# [Activity]
Nothing in the data should change when you return it, but leave the pictures out.

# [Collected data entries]

____

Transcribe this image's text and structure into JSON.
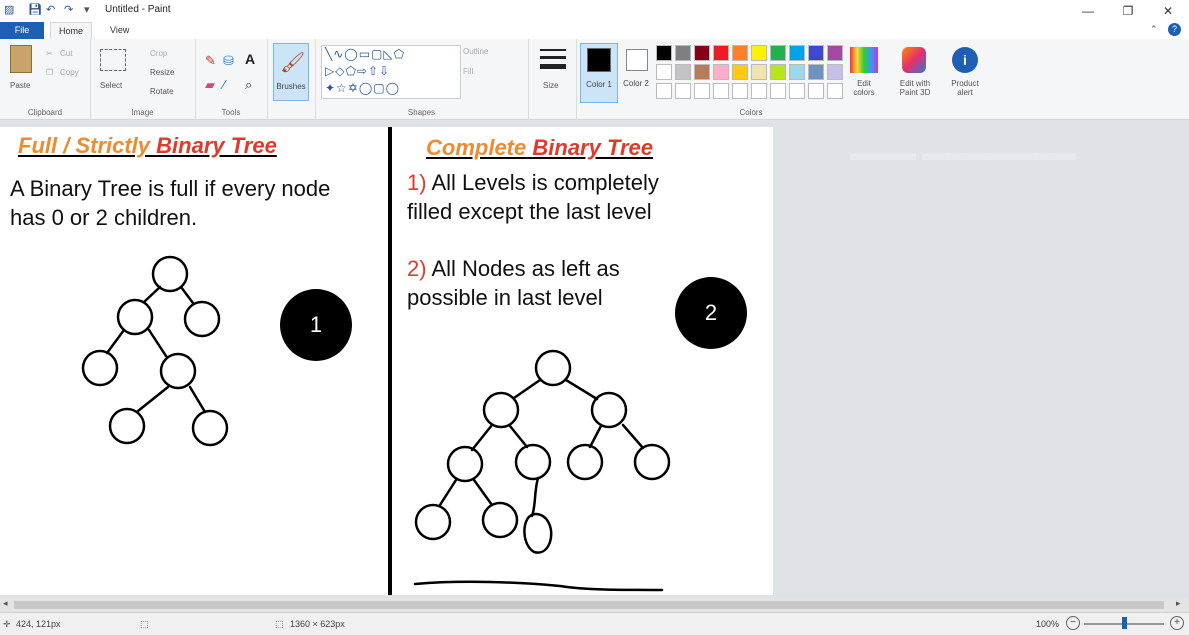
{
  "titlebar": {
    "title": "Untitled - Paint",
    "minimize": "—",
    "restore": "❐",
    "close": "✕"
  },
  "tabs": [
    "File",
    "Home",
    "View"
  ],
  "ribbon": {
    "clipboard": {
      "paste": "Paste",
      "cut": "Cut",
      "copy": "Copy",
      "label": "Clipboard"
    },
    "image": {
      "select": "Select",
      "crop": "Crop",
      "resize": "Resize",
      "rotate": "Rotate",
      "label": "Image"
    },
    "tools": {
      "label": "Tools"
    },
    "brushes": {
      "label": "Brushes"
    },
    "shapes": {
      "outline": "Outline",
      "fill": "Fill",
      "label": "Shapes"
    },
    "size": {
      "label": "Size"
    },
    "color1": {
      "label": "Color 1"
    },
    "color2": {
      "label": "Color 2"
    },
    "colors": {
      "label": "Colors",
      "edit": "Edit colors"
    },
    "paint3d": {
      "label": "Edit with Paint 3D"
    },
    "alert": {
      "label": "Product alert"
    }
  },
  "palette": [
    "#000000",
    "#7f7f7f",
    "#880015",
    "#ed1c24",
    "#ff7f27",
    "#fff200",
    "#22b14c",
    "#00a2e8",
    "#3f48cc",
    "#a349a4",
    "#ffffff",
    "#c3c3c3",
    "#b97a57",
    "#ffaec9",
    "#ffc90e",
    "#efe4b0",
    "#b5e61d",
    "#99d9ea",
    "#7092be",
    "#c8bfe7"
  ],
  "canvas": {
    "left": {
      "heading_part1": "Full / Strictly",
      "heading_part2": "Binary Tree",
      "line1": "A Binary Tree is full if every node",
      "line2": "has 0 or 2 children.",
      "badge": "1"
    },
    "right": {
      "heading_part1": "Complete",
      "heading_part2": "Binary Tree",
      "p1_num": "1)",
      "p1_line1": "All Levels is completely",
      "p1_line2": "filled except the last level",
      "p2_num": "2)",
      "p2_line1": "All Nodes as left as",
      "p2_line2": "possible in last level",
      "badge": "2"
    }
  },
  "status": {
    "position": "424, 121px",
    "size": "1360 × 623px",
    "zoom": "100%"
  },
  "colors": {
    "accent": "#1e5fb4"
  }
}
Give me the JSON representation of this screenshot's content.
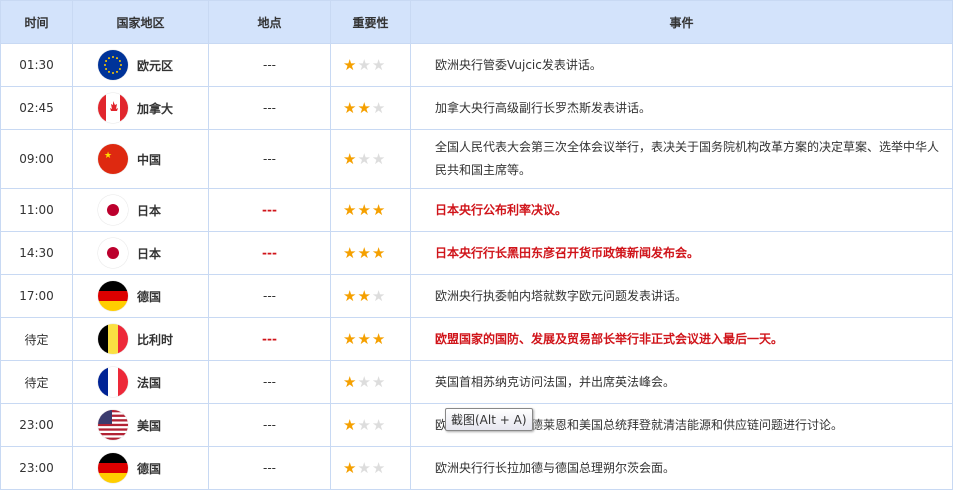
{
  "headers": [
    "时间",
    "国家地区",
    "地点",
    "重要性",
    "事件"
  ],
  "rows": [
    {
      "time": "01:30",
      "country": "欧元区",
      "flag": "eu",
      "place": "---",
      "stars": 1,
      "event": "欧洲央行管委Vujcic发表讲话。",
      "important": false
    },
    {
      "time": "02:45",
      "country": "加拿大",
      "flag": "ca",
      "place": "---",
      "stars": 2,
      "event": "加拿大央行高级副行长罗杰斯发表讲话。",
      "important": false
    },
    {
      "time": "09:00",
      "country": "中国",
      "flag": "cn",
      "place": "---",
      "stars": 1,
      "event": "全国人民代表大会第三次全体会议举行，表决关于国务院机构改革方案的决定草案、选举中华人民共和国主席等。",
      "important": false
    },
    {
      "time": "11:00",
      "country": "日本",
      "flag": "jp",
      "place": "---",
      "stars": 3,
      "event": "日本央行公布利率决议。",
      "important": true
    },
    {
      "time": "14:30",
      "country": "日本",
      "flag": "jp",
      "place": "---",
      "stars": 3,
      "event": "日本央行行长黑田东彦召开货币政策新闻发布会。",
      "important": true
    },
    {
      "time": "17:00",
      "country": "德国",
      "flag": "de",
      "place": "---",
      "stars": 2,
      "event": "欧洲央行执委帕内塔就数字欧元问题发表讲话。",
      "important": false
    },
    {
      "time": "待定",
      "country": "比利时",
      "flag": "be",
      "place": "---",
      "stars": 3,
      "event": "欧盟国家的国防、发展及贸易部长举行非正式会议进入最后一天。",
      "important": true
    },
    {
      "time": "待定",
      "country": "法国",
      "flag": "fr",
      "place": "---",
      "stars": 1,
      "event": "英国首相苏纳克访问法国，并出席英法峰会。",
      "important": false
    },
    {
      "time": "23:00",
      "country": "美国",
      "flag": "us",
      "place": "---",
      "stars": 1,
      "event": "欧盟委员会主席冯德莱恩和美国总统拜登就清洁能源和供应链问题进行讨论。",
      "important": false
    },
    {
      "time": "23:00",
      "country": "德国",
      "flag": "de",
      "place": "---",
      "stars": 1,
      "event": "欧洲央行行长拉加德与德国总理朔尔茨会面。",
      "important": false
    }
  ],
  "tooltip": "截图(Alt + A)",
  "colors": {
    "header_bg": "#d3e3fb",
    "important_text": "#d0141a",
    "star_on": "#f5a000",
    "star_off": "#dddddd"
  }
}
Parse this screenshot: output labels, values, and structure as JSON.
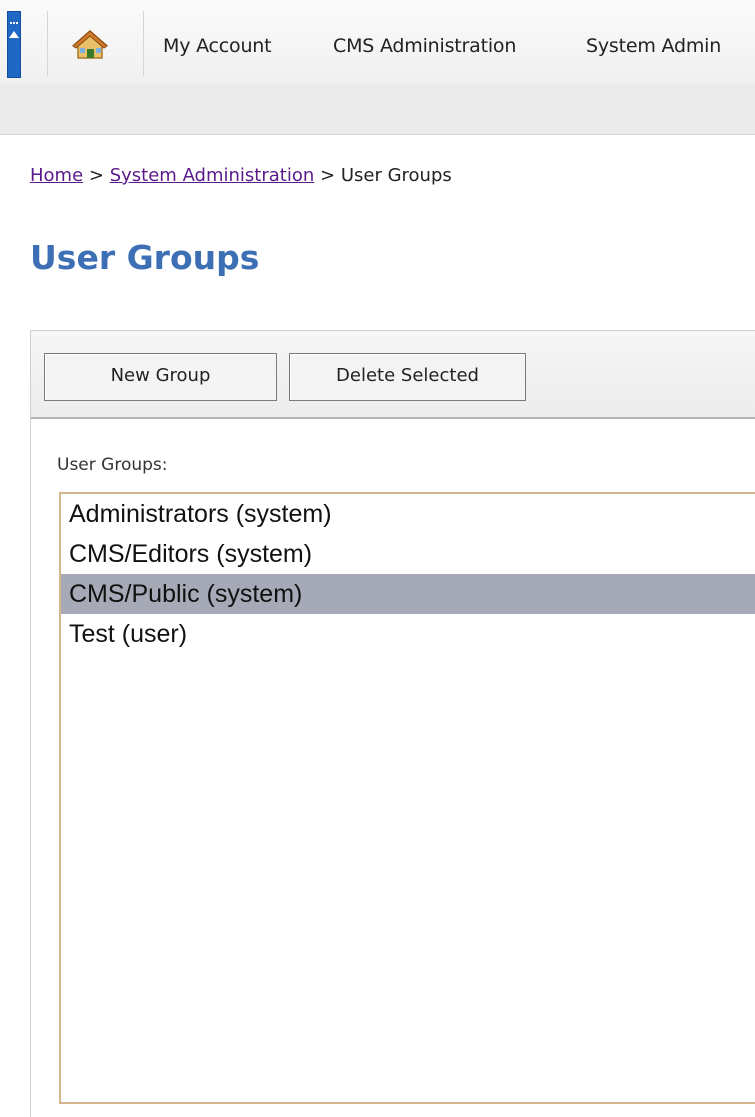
{
  "nav": {
    "items": [
      "My Account",
      "CMS Administration",
      "System Admin"
    ],
    "home_icon": "home-icon",
    "collapse_icon": "collapse-arrow-icon"
  },
  "breadcrumb": {
    "home": "Home",
    "sep1": ">",
    "system_admin": "System Administration",
    "sep2": ">",
    "current": "User Groups"
  },
  "page": {
    "title": "User Groups"
  },
  "toolbar": {
    "new_group_label": "New Group",
    "delete_selected_label": "Delete Selected"
  },
  "groups": {
    "label": "User Groups:",
    "items": [
      "Administrators (system)",
      "CMS/Editors (system)",
      "CMS/Public (system)",
      "Test (user)"
    ],
    "selected_index": 2
  },
  "colors": {
    "accent": "#3d6fb4",
    "nav_collapse": "#1f69c4",
    "selection": "#a6a9b6",
    "listbox_border": "#d3b68c",
    "link_visited": "#5a1a8a"
  }
}
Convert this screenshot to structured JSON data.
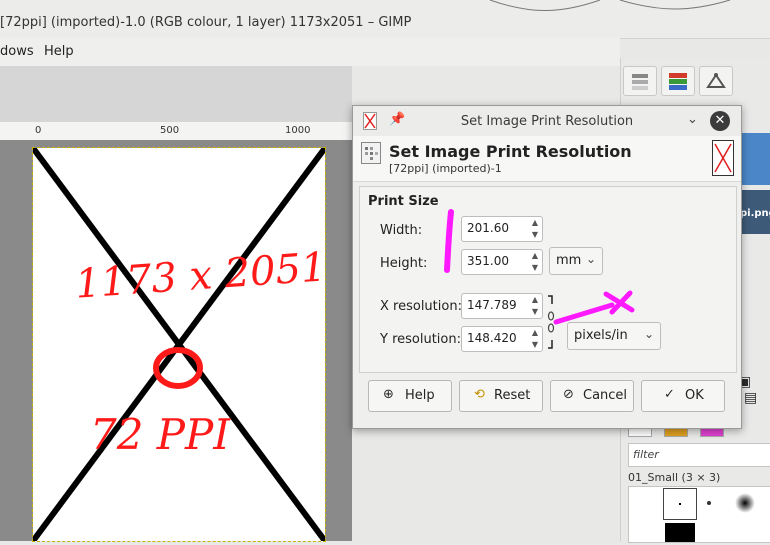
{
  "window": {
    "title": "[72ppi] (imported)-1.0 (RGB colour, 1 layer) 1173x2051 – GIMP"
  },
  "menu": {
    "items": [
      "dows",
      "Help"
    ]
  },
  "ruler": {
    "labels": [
      "0",
      "500",
      "1000"
    ]
  },
  "dock": {
    "layer_name_fragment": "pi.png",
    "filter_placeholder": "filter",
    "brush_set_label": "01_Small (3 × 3)"
  },
  "dialog": {
    "window_title": "Set Image Print Resolution",
    "heading": "Set Image Print Resolution",
    "subheading": "[72ppi] (imported)-1",
    "section_title": "Print Size",
    "width_label": "Width:",
    "width_value": "201.60",
    "height_label": "Height:",
    "height_value": "351.00",
    "size_unit": "mm",
    "xres_label": "X resolution:",
    "xres_value": "147.789",
    "yres_label": "Y resolution:",
    "yres_value": "148.420",
    "res_unit": "pixels/in",
    "buttons": {
      "help": "Help",
      "reset": "Reset",
      "cancel": "Cancel",
      "ok": "OK"
    }
  },
  "annotations": {
    "canvas_text_top": "1173 x 2051",
    "canvas_text_bottom": "72 PPI",
    "colors": {
      "red": "#ff1a1a",
      "magenta": "#ff19ff"
    }
  }
}
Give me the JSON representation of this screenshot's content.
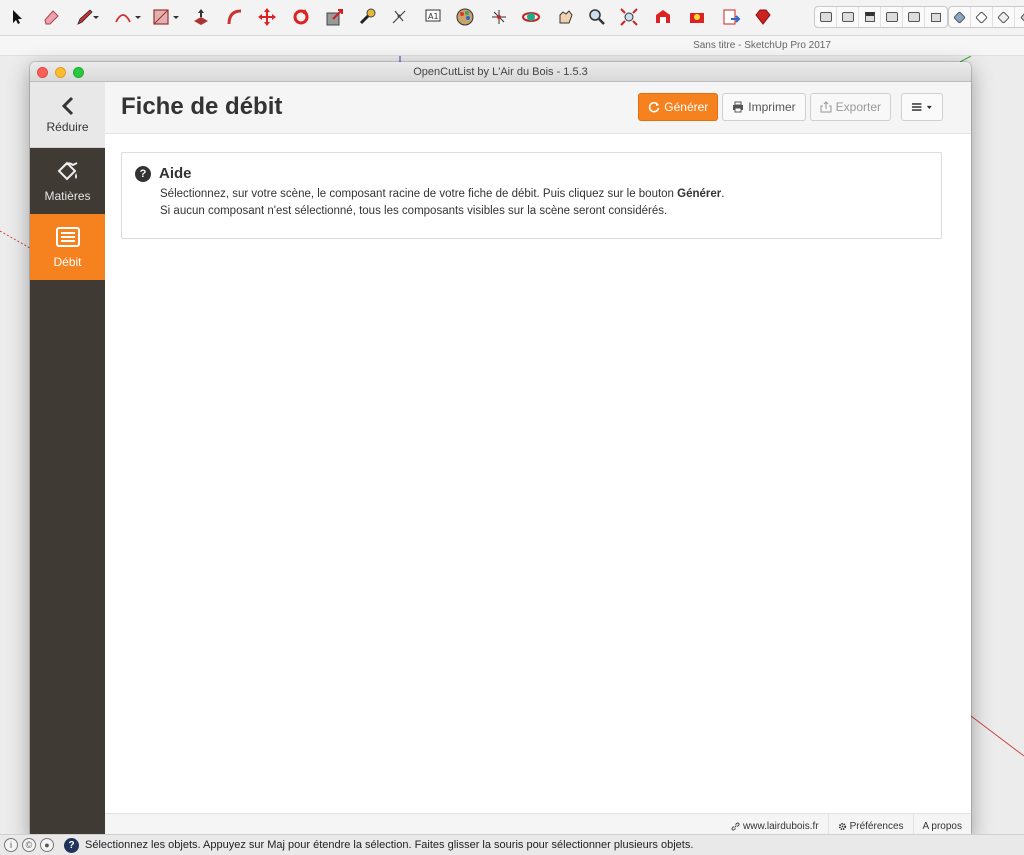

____

# [Solution to the problem]
Transcribe this image's text and structure into JSON.
{
  "titlebar": {
    "title": "Untitled - Paint",
    "minimize": "—",
    "restore": "❐",
    "close": "✕"
  },
  "tabs": [
    "File",
    "Home",
    "View"
  ],
  "ribbon": {
    "clipboard": {
      "paste": "Paste",
      "cut": "Cut",
      "copy": "Copy",
      "label": "Clipboard"
    },
    "image": {
      "select": "Select",
      "crop": "Crop",
      "resize": "Resize",
      "rotate": "Rotate",
      "label": "Image"
    },
    "tools": {
      "label": "Tools"
    },
    "brushes": {
      "label": "Brushes"
    },
    "shapes": {
      "outline": "Outline",
      "fill": "Fill",
      "label": "Shapes"
    },
    "size": {
      "label": "Size"
    },
    "color1": {
      "label": "Color 1"
    },
    "color2": {
      "label": "Color 2"
    },
    "colors": {
      "label": "Colors",
      "edit": "Edit colors"
    },
    "paint3d": {
      "label": "Edit with Paint 3D"
    },
    "alert": {
      "label": "Product alert"
    }
  },
  "palette": [
    "#000000",
    "#7f7f7f",
    "#880015",
    "#ed1c24",
    "#ff7f27",
    "#fff200",
    "#22b14c",
    "#00a2e8",
    "#3f48cc",
    "#a349a4",
    "#ffffff",
    "#c3c3c3",
    "#b97a57",
    "#ffaec9",
    "#ffc90e",
    "#efe4b0",
    "#b5e61d",
    "#99d9ea",
    "#7092be",
    "#c8bfe7"
  ],
  "canvas": {
    "left": {
      "heading_part1": "Full / Strictly",
      "heading_part2": "Binary Tree",
      "line1": "A Binary Tree is full if every node",
      "line2": "has 0 or 2 children.",
      "badge": "1"
    },
    "right": {
      "heading_part1": "Complete",
      "heading_part2": "Binary Tree",
      "p1_num": "1)",
      "p1_line1": "All Levels is completely",
      "p1_line2": "filled except the last level",
      "p2_num": "2)",
      "p2_line1": "All Nodes as left as",
      "p2_line2": "possible in last level",
      "badge": "2"
    }
  },
  "status": {
    "position": "424, 121px",
    "size": "1360 × 623px",
    "zoom": "100%"
  },
  "colors": {
    "accent": "#1e5fb4"
  }
}
Give me the JSON representation of this screenshot's content.
{
  "headers": [
    "时间",
    "国家地区",
    "地点",
    "重要性",
    "事件"
  ],
  "rows": [
    {
      "time": "01:30",
      "country": "欧元区",
      "flag": "eu",
      "place": "---",
      "stars": 1,
      "event": "欧洲央行管委Vujcic发表讲话。",
      "important": false
    },
    {
      "time": "02:45",
      "country": "加拿大",
      "flag": "ca",
      "place": "---",
      "stars": 2,
      "event": "加拿大央行高级副行长罗杰斯发表讲话。",
      "important": false
    },
    {
      "time": "09:00",
      "country": "中国",
      "flag": "cn",
      "place": "---",
      "stars": 1,
      "event": "全国人民代表大会第三次全体会议举行，表决关于国务院机构改革方案的决定草案、选举中华人民共和国主席等。",
      "important": false
    },
    {
      "time": "11:00",
      "country": "日本",
      "flag": "jp",
      "place": "---",
      "stars": 3,
      "event": "日本央行公布利率决议。",
      "important": true
    },
    {
      "time": "14:30",
      "country": "日本",
      "flag": "jp",
      "place": "---",
      "stars": 3,
      "event": "日本央行行长黑田东彦召开货币政策新闻发布会。",
      "important": true
    },
    {
      "time": "17:00",
      "country": "德国",
      "flag": "de",
      "place": "---",
      "stars": 2,
      "event": "欧洲央行执委帕内塔就数字欧元问题发表讲话。",
      "important": false
    },
    {
      "time": "待定",
      "country": "比利时",
      "flag": "be",
      "place": "---",
      "stars": 3,
      "event": "欧盟国家的国防、发展及贸易部长举行非正式会议进入最后一天。",
      "important": true
    },
    {
      "time": "待定",
      "country": "法国",
      "flag": "fr",
      "place": "---",
      "stars": 1,
      "event": "英国首相苏纳克访问法国，并出席英法峰会。",
      "important": false
    },
    {
      "time": "23:00",
      "country": "美国",
      "flag": "us",
      "place": "---",
      "stars": 1,
      "event": "欧盟委员会主席冯德莱恩和美国总统拜登就清洁能源和供应链问题进行讨论。",
      "important": false
    },
    {
      "time": "23:00",
      "country": "德国",
      "flag": "de",
      "place": "---",
      "stars": 1,
      "event": "欧洲央行行长拉加德与德国总理朔尔茨会面。",
      "important": false
    }
  ],
  "tooltip": "截图(Alt + A)",
  "colors": {
    "header_bg": "#d3e3fb",
    "important_text": "#d0141a",
    "star_on": "#f5a000",
    "star_off": "#dddddd"
  }
}
Parse this screenshot: output labels, values, and structure as JSON.
{
  "nav": {
    "items": [
      "My Account",
      "CMS Administration",
      "System Admin"
    ],
    "home_icon": "home-icon",
    "collapse_icon": "collapse-arrow-icon"
  },
  "breadcrumb": {
    "home": "Home",
    "sep1": ">",
    "system_admin": "System Administration",
    "sep2": ">",
    "current": "User Groups"
  },
  "page": {
    "title": "User Groups"
  },
  "toolbar": {
    "new_group_label": "New Group",
    "delete_selected_label": "Delete Selected"
  },
  "groups": {
    "label": "User Groups:",
    "items": [
      "Administrators (system)",
      "CMS/Editors (system)",
      "CMS/Public (system)",
      "Test (user)"
    ],
    "selected_index": 2
  },
  "colors": {
    "accent": "#3d6fb4",
    "nav_collapse": "#1f69c4",
    "selection": "#a6a9b6",
    "listbox_border": "#d3b68c",
    "link_visited": "#5a1a8a"
  }
}
Convert this screenshot to structured JSON data.
{
  "window": {
    "title": "[72ppi] (imported)-1.0 (RGB colour, 1 layer) 1173x2051 – GIMP"
  },
  "menu": {
    "items": [
      "dows",
      "Help"
    ]
  },
  "ruler": {
    "labels": [
      "0",
      "500",
      "1000"
    ]
  },
  "dock": {
    "layer_name_fragment": "pi.png",
    "filter_placeholder": "filter",
    "brush_set_label": "01_Small (3 × 3)"
  },
  "dialog": {
    "window_title": "Set Image Print Resolution",
    "heading": "Set Image Print Resolution",
    "subheading": "[72ppi] (imported)-1",
    "section_title": "Print Size",
    "width_label": "Width:",
    "width_value": "201.60",
    "height_label": "Height:",
    "height_value": "351.00",
    "size_unit": "mm",
    "xres_label": "X resolution:",
    "xres_value": "147.789",
    "yres_label": "Y resolution:",
    "yres_value": "148.420",
    "res_unit": "pixels/in",
    "buttons": {
      "help": "Help",
      "reset": "Reset",
      "cancel": "Cancel",
      "ok": "OK"
    }
  },
  "annotations": {
    "canvas_text_top": "1173 x 2051",
    "canvas_text_bottom": "72 PPI",
    "colors": {
      "red": "#ff1a1a",
      "magenta": "#ff19ff"
    }
  }
}
Give me the JSON representation of this screenshot's content.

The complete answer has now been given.